## Directions for this task
Every record shown here needs to be repeated exactly.
——
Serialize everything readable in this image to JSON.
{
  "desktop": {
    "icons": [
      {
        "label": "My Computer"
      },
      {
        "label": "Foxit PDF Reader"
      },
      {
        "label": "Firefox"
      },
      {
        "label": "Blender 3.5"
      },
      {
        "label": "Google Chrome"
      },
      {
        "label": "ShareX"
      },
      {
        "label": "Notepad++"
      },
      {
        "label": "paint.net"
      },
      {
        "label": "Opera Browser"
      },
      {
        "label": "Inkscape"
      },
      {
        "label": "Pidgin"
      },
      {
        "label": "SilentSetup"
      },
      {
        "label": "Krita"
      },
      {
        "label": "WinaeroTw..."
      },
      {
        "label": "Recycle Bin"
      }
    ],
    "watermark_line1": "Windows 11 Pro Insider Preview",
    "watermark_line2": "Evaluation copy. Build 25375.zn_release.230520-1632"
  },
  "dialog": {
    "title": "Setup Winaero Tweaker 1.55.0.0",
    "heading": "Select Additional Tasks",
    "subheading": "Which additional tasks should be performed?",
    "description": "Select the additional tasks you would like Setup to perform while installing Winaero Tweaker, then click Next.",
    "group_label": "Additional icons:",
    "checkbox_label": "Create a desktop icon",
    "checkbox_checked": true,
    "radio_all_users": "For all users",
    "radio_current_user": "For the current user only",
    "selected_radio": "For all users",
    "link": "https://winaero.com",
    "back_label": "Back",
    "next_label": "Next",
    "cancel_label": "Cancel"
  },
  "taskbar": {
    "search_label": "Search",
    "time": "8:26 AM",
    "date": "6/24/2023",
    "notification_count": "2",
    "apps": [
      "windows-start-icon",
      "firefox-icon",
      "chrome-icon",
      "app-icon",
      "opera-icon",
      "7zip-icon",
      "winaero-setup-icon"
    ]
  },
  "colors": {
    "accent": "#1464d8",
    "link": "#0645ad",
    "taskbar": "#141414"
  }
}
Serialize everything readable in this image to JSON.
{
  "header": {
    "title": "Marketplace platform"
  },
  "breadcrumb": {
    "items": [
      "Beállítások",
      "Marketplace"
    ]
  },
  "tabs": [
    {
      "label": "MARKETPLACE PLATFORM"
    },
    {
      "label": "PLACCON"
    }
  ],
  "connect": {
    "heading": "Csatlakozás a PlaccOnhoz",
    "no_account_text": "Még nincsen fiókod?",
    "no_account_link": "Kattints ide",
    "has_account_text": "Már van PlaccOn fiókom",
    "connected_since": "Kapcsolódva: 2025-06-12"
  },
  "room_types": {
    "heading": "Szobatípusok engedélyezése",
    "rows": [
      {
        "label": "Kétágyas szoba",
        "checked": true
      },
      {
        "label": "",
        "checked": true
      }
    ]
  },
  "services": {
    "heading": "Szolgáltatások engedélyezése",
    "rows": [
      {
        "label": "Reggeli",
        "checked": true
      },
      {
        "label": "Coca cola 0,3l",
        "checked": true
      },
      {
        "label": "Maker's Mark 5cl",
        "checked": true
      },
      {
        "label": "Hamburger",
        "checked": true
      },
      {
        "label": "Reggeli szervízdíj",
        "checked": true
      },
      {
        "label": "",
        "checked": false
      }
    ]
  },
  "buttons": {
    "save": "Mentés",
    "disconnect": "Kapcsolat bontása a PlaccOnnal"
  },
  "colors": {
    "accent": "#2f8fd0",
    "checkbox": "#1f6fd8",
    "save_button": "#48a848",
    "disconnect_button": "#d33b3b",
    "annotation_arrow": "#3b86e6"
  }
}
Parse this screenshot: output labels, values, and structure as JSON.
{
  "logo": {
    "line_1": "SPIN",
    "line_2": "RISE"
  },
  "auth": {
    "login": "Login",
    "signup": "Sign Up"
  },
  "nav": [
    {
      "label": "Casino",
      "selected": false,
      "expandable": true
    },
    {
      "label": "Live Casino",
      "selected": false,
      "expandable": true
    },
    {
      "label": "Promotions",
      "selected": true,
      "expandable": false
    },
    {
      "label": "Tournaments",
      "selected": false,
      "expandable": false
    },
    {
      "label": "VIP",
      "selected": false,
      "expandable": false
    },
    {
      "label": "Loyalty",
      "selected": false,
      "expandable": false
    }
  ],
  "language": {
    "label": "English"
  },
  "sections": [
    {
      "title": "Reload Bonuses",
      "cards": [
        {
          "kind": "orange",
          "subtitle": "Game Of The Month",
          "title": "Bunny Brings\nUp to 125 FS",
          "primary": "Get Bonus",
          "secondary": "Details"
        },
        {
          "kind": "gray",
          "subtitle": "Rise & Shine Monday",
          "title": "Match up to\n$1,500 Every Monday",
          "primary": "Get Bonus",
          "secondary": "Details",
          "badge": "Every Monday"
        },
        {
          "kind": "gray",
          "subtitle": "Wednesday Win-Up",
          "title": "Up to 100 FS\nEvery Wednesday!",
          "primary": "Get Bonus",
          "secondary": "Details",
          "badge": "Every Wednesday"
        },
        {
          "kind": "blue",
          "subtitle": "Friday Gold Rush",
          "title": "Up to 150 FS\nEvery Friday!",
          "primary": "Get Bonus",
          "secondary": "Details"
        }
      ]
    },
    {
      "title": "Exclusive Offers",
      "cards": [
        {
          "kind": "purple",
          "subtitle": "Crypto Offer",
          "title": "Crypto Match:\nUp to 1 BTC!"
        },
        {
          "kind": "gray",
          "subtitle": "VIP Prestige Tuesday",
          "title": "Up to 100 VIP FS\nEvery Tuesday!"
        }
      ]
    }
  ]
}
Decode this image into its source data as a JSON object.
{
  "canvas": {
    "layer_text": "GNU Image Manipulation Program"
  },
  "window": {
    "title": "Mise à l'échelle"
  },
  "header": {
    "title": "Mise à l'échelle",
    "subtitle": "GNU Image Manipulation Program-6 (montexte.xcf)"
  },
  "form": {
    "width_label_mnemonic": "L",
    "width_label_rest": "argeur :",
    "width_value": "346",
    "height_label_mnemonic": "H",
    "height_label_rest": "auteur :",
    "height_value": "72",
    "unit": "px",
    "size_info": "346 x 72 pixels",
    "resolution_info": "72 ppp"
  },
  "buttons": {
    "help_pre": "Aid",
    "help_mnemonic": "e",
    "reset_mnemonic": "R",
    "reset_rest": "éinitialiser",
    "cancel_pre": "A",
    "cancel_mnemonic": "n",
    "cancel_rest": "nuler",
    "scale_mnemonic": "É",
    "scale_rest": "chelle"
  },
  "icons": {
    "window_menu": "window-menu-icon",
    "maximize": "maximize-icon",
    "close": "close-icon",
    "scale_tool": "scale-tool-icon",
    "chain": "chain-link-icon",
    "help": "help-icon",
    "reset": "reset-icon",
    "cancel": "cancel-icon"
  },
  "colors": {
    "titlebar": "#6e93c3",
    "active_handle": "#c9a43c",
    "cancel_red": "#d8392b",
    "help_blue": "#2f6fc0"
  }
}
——
## Expected answer
Serialize everything readable in this image to JSON.
{
  "desktop": {
    "icons": [
      {
        "label": "My Computer"
      },
      {
        "label": "Foxit PDF Reader"
      },
      {
        "label": "Firefox"
      },
      {
        "label": "Blender 3.5"
      },
      {
        "label": "Google Chrome"
      },
      {
        "label": "ShareX"
      },
      {
        "label": "Notepad++"
      },
      {
        "label": "paint.net"
      },
      {
        "label": "Opera Browser"
      },
      {
        "label": "Inkscape"
      },
      {
        "label": "Pidgin"
      },
      {
        "label": "SilentSetup"
      },
      {
        "label": "Krita"
      },
      {
        "label": "WinaeroTw..."
      },
      {
        "label": "Recycle Bin"
      }
    ],
    "watermark_line1": "Windows 11 Pro Insider Preview",
    "watermark_line2": "Evaluation copy. Build 25375.zn_release.230520-1632"
  },
  "dialog": {
    "title": "Setup Winaero Tweaker 1.55.0.0",
    "heading": "Select Additional Tasks",
    "subheading": "Which additional tasks should be performed?",
    "description": "Select the additional tasks you would like Setup to perform while installing Winaero Tweaker, then click Next.",
    "group_label": "Additional icons:",
    "checkbox_label": "Create a desktop icon",
    "checkbox_checked": true,
    "radio_all_users": "For all users",
    "radio_current_user": "For the current user only",
    "selected_radio": "For all users",
    "link": "https://winaero.com",
    "back_label": "Back",
    "next_label": "Next",
    "cancel_label": "Cancel"
  },
  "taskbar": {
    "search_label": "Search",
    "time": "8:26 AM",
    "date": "6/24/2023",
    "notification_count": "2",
    "apps": [
      "windows-start-icon",
      "firefox-icon",
      "chrome-icon",
      "app-icon",
      "opera-icon",
      "7zip-icon",
      "winaero-setup-icon"
    ]
  },
  "colors": {
    "accent": "#1464d8",
    "link": "#0645ad",
    "taskbar": "#141414"
  }
}
Serialize everything readable in this image to JSON.
{
  "header": {
    "title": "Marketplace platform"
  },
  "breadcrumb": {
    "items": [
      "Beállítások",
      "Marketplace"
    ]
  },
  "tabs": [
    {
      "label": "MARKETPLACE PLATFORM"
    },
    {
      "label": "PLACCON"
    }
  ],
  "connect": {
    "heading": "Csatlakozás a PlaccOnhoz",
    "no_account_text": "Még nincsen fiókod?",
    "no_account_link": "Kattints ide",
    "has_account_text": "Már van PlaccOn fiókom",
    "connected_since": "Kapcsolódva: 2025-06-12"
  },
  "room_types": {
    "heading": "Szobatípusok engedélyezése",
    "rows": [
      {
        "label": "Kétágyas szoba",
        "checked": true
      },
      {
        "label": "",
        "checked": true
      }
    ]
  },
  "services": {
    "heading": "Szolgáltatások engedélyezése",
    "rows": [
      {
        "label": "Reggeli",
        "checked": true
      },
      {
        "label": "Coca cola 0,3l",
        "checked": true
      },
      {
        "label": "Maker's Mark 5cl",
        "checked": true
      },
      {
        "label": "Hamburger",
        "checked": true
      },
      {
        "label": "Reggeli szervízdíj",
        "checked": true
      },
      {
        "label": "",
        "checked": false
      }
    ]
  },
  "buttons": {
    "save": "Mentés",
    "disconnect": "Kapcsolat bontása a PlaccOnnal"
  },
  "colors": {
    "accent": "#2f8fd0",
    "checkbox": "#1f6fd8",
    "save_button": "#48a848",
    "disconnect_button": "#d33b3b",
    "annotation_arrow": "#3b86e6"
  }
}
Parse this screenshot: output labels, values, and structure as JSON.
{
  "logo": {
    "line_1": "SPIN",
    "line_2": "RISE"
  },
  "auth": {
    "login": "Login",
    "signup": "Sign Up"
  },
  "nav": [
    {
      "label": "Casino",
      "selected": false,
      "expandable": true
    },
    {
      "label": "Live Casino",
      "selected": false,
      "expandable": true
    },
    {
      "label": "Promotions",
      "selected": true,
      "expandable": false
    },
    {
      "label": "Tournaments",
      "selected": false,
      "expandable": false
    },
    {
      "label": "VIP",
      "selected": false,
      "expandable": false
    },
    {
      "label": "Loyalty",
      "selected": false,
      "expandable": false
    }
  ],
  "language": {
    "label": "English"
  },
  "sections": [
    {
      "title": "Reload Bonuses",
      "cards": [
        {
          "kind": "orange",
          "subtitle": "Game Of The Month",
          "title": "Bunny Brings\nUp to 125 FS",
          "primary": "Get Bonus",
          "secondary": "Details"
        },
        {
          "kind": "gray",
          "subtitle": "Rise & Shine Monday",
          "title": "Match up to\n$1,500 Every Monday",
          "primary": "Get Bonus",
          "secondary": "Details",
          "badge": "Every Monday"
        },
        {
          "kind": "gray",
          "subtitle": "Wednesday Win-Up",
          "title": "Up to 100 FS\nEvery Wednesday!",
          "primary": "Get Bonus",
          "secondary": "Details",
          "badge": "Every Wednesday"
        },
        {
          "kind": "blue",
          "subtitle": "Friday Gold Rush",
          "title": "Up to 150 FS\nEvery Friday!",
          "primary": "Get Bonus",
          "secondary": "Details"
        }
      ]
    },
    {
      "title": "Exclusive Offers",
      "cards": [
        {
          "kind": "purple",
          "subtitle": "Crypto Offer",
          "title": "Crypto Match:\nUp to 1 BTC!"
        },
        {
          "kind": "gray",
          "subtitle": "VIP Prestige Tuesday",
          "title": "Up to 100 VIP FS\nEvery Tuesday!"
        }
      ]
    }
  ]
}
Decode this image into its source data as a JSON object.
{
  "canvas": {
    "layer_text": "GNU Image Manipulation Program"
  },
  "window": {
    "title": "Mise à l'échelle"
  },
  "header": {
    "title": "Mise à l'échelle",
    "subtitle": "GNU Image Manipulation Program-6 (montexte.xcf)"
  },
  "form": {
    "width_label_mnemonic": "L",
    "width_label_rest": "argeur :",
    "width_value": "346",
    "height_label_mnemonic": "H",
    "height_label_rest": "auteur :",
    "height_value": "72",
    "unit": "px",
    "size_info": "346 x 72 pixels",
    "resolution_info": "72 ppp"
  },
  "buttons": {
    "help_pre": "Aid",
    "help_mnemonic": "e",
    "reset_mnemonic": "R",
    "reset_rest": "éinitialiser",
    "cancel_pre": "A",
    "cancel_mnemonic": "n",
    "cancel_rest": "nuler",
    "scale_mnemonic": "É",
    "scale_rest": "chelle"
  },
  "icons": {
    "window_menu": "window-menu-icon",
    "maximize": "maximize-icon",
    "close": "close-icon",
    "scale_tool": "scale-tool-icon",
    "chain": "chain-link-icon",
    "help": "help-icon",
    "reset": "reset-icon",
    "cancel": "cancel-icon"
  },
  "colors": {
    "titlebar": "#6e93c3",
    "active_handle": "#c9a43c",
    "cancel_red": "#d8392b",
    "help_blue": "#2f6fc0"
  }
}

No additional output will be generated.